Crucially for their pressing system, it allows for an excellent rest offence, which describes the shape they take up out of possession in preparation for a counter-attack. They scored an excellent goal against Zürich that summarises it well, with this structure seen here where they have just won the ball. The ball is pressed out wide by a winger and then recovered by the full-back, who can immediately play into the central midfielder. The opposition’s full-back has moved forward to support the initial pass, and so the Young Boys winger can get in behind. They naturally have two players up against the centre backs, and we see the far striker is in that position between full-back and centre back again ready to receive the ball. The nearby striker drops to receive, turns and plays the ball into that lane, and the far striker scores. A seven second counter-attack goal.
Gerardo Seoane is rightfully starting to be considered as inevitable in a top five league soon, and his success with Young Boys this season has put him in good stead for a role if he wants it. His direct, dynamic philosophy offers a counter to possession-based football, and his clear playing philosophies make him an in-demand coach for teams who want to play in such a way. Borussia Mönchengladbach are one such team who pride themselves on this style of play, and if Seoane was to take over the role, it is unlikely that he would need a large influx of players, with players like Marcus Thuram, Denis Zakaria and Matthias Ginter all suited to the style of play. He would also add the benefit of speaking six languages, and of being Swiss, like the spine of the Gladbach side is at the moment.
Seoane though can only be concentrated on the rest of the season, and Young Boys have a mouth-watering tie against Ajax in the Europa League coming up, and this will certainly be an interesting test out of possession for Seoane against a more positional play based side who will look to overload or exploit that central midfield area.
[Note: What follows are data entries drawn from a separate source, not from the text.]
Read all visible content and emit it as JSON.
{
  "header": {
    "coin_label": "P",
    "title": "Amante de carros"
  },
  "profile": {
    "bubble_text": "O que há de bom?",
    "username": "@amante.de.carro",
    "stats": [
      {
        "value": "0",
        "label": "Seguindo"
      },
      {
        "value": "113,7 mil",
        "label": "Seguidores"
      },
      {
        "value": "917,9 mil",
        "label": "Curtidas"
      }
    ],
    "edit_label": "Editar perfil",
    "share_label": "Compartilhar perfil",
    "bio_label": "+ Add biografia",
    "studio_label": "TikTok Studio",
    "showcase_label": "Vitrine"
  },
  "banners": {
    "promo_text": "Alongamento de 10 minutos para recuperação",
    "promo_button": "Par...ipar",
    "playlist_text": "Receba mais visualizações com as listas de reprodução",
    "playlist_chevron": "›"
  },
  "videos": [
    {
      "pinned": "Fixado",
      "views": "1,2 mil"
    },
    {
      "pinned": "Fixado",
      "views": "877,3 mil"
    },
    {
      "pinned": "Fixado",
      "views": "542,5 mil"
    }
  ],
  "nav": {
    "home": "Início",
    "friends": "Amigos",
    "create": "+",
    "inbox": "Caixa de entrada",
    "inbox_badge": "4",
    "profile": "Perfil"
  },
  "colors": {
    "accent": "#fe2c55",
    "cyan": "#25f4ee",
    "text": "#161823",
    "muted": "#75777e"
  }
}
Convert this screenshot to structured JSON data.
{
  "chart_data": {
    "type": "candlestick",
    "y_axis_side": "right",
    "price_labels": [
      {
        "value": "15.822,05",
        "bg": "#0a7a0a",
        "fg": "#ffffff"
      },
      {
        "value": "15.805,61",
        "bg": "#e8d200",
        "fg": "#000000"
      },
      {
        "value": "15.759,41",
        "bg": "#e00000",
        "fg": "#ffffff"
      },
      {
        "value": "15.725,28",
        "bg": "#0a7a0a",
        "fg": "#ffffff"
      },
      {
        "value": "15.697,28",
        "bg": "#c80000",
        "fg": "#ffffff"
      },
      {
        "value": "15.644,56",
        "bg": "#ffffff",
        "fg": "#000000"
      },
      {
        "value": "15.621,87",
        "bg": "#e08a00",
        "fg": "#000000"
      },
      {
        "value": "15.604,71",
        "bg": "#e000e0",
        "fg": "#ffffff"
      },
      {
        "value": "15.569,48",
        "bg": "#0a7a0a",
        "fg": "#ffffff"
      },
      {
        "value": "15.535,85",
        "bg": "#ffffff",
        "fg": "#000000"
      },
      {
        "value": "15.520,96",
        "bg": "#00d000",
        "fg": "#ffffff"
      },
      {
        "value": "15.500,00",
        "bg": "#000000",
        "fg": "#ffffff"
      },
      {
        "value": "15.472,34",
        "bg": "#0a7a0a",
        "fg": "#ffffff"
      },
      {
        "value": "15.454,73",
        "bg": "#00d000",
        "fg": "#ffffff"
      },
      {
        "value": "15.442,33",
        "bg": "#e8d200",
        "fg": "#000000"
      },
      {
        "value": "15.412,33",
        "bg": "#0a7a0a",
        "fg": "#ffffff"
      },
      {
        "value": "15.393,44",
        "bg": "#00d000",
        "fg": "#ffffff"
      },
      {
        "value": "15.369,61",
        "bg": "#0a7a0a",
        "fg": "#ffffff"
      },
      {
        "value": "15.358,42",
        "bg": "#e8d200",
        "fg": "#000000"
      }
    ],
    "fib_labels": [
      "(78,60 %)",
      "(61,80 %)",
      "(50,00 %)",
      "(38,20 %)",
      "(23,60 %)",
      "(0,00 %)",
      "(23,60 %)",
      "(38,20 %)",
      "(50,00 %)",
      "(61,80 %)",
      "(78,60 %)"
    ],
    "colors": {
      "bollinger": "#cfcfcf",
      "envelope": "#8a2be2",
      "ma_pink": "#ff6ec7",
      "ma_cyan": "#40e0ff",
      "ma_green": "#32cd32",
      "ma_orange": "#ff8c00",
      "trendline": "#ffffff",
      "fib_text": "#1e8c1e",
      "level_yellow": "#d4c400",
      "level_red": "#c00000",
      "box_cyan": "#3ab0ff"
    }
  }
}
Even if they do not come through that tie, I would expect to see Seoane linked with a move in the Summer and would love to see what he could do on a bigger stage.